Current approaches to engineering biology rely on an ad hoc, laborious, trial-and-error process, wherein one successful project often does not translate to enabling subsequent new designs. As a result, the state of the art development cycle for engineering a new biologically manufactured product often takes 7+ years and tens to hundreds of millions of dollars (e.g. microbial production of artemisinic acid for the treatment of malaria and the non-petroleum-based production 1,3-propanediol). Transforming biology into an engineering practice would enable on-demand production of new and high-value materials, devices and capabilities for the Department of Defense (DoD) and address complex challenges that today have no or few solutions.
The goal of the Living Foundries program is to leverage the unparalleled synthetic and functional capabilities of biology to create a revolutionary, biologically-based manufacturing platform to provide access to new materials, capabilities and manufacturing paradigms for the DoD and the Nation. Engineering biology is emerging as a powerful technology with the potential for significant impact in multiple areas, including novel materials, sensing capabilities and therapeutics. However, the present ability to harness that potential is limited by the ad hoc, trial-and-error process that defines the current SOA. Living Foundries seeks to transform biology into an engineering practice by developing the tools, technologies, methodologies, and infrastructure to speed the biological design-built-test-learn cycle and expand the complexity of systems that can be engineered. The tools and infrastructure developed as part of this program are expected to enable the rapid and scalable development of transformative products and systems that are currently too complex to access.

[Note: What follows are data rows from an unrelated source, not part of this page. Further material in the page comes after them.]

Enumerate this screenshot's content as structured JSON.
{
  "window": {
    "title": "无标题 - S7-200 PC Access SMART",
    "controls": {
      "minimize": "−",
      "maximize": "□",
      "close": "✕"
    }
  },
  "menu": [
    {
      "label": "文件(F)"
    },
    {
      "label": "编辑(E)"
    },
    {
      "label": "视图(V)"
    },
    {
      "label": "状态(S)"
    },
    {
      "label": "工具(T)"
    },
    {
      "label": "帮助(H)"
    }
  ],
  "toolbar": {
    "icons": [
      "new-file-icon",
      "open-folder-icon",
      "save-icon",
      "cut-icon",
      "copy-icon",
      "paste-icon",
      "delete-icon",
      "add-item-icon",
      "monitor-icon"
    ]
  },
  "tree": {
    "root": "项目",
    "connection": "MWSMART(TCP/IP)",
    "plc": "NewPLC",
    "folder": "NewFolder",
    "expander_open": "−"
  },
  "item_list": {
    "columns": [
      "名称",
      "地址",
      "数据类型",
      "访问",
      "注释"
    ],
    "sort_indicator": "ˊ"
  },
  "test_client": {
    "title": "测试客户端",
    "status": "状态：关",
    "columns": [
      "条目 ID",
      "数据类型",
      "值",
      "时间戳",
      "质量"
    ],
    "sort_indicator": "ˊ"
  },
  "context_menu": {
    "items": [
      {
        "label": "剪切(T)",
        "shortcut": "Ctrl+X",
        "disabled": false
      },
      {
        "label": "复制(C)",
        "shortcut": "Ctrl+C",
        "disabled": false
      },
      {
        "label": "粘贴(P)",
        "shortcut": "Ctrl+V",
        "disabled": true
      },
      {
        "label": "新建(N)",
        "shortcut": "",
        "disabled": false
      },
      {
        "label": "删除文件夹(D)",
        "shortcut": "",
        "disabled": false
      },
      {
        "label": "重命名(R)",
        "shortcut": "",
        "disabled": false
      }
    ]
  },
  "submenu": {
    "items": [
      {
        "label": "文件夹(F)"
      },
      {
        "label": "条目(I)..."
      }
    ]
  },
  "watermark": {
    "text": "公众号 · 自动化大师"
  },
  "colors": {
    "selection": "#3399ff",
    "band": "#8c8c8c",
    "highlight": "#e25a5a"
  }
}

The Living Foundries program is comprised of two components, Living Foundries: Advanced Tools and Capabilities for Generalizable Platforms (ATCG) and Living Foundries: 1000 Molecules.
The first component, Living Foundries: ATCG, began in 2012 and focuses on the development of next-generation tools and technologies for engineering biological systems with the goal of compressing the biological design-build-test-learn cycle by at least 10 times in both time and cost while at the same time increasing the complexity of systems that are created. Technical areas of interest include design and automation tools, modular genetic parts and devise, standardized test platforms and chassis, tools for rapid physical construction of biological systems, editing and manipulation of genetic designs and new characterization and debugging tools for synthetic biological networks.
The second component of the program, Living Foundries: 1000 Molecules, builds upon the advancements and tools being developed under ATCG to create a scalable, integrated, rapid design and prototyping infrastructure for the facile engineering of biology. This infrastructure will be defined by tools and processes to make possible a scale and sophistication of experimentation that does not exist today, and will provide a flexible, efficient and continuously improving capability to the DoD and the engineering biology community. To demonstrate the power of the capabilities being developed, the infrastructure will generate 1000 new molecules of relevance to the DoD, including chemical building blocks for accessing radical new materials that are impossible to create with traditional petroleum-based feedstocks.
A broad agency announcement for Living Foundries: 1000 Molecules was released in July 2013.
Dr. Alicia Jackson email@example.com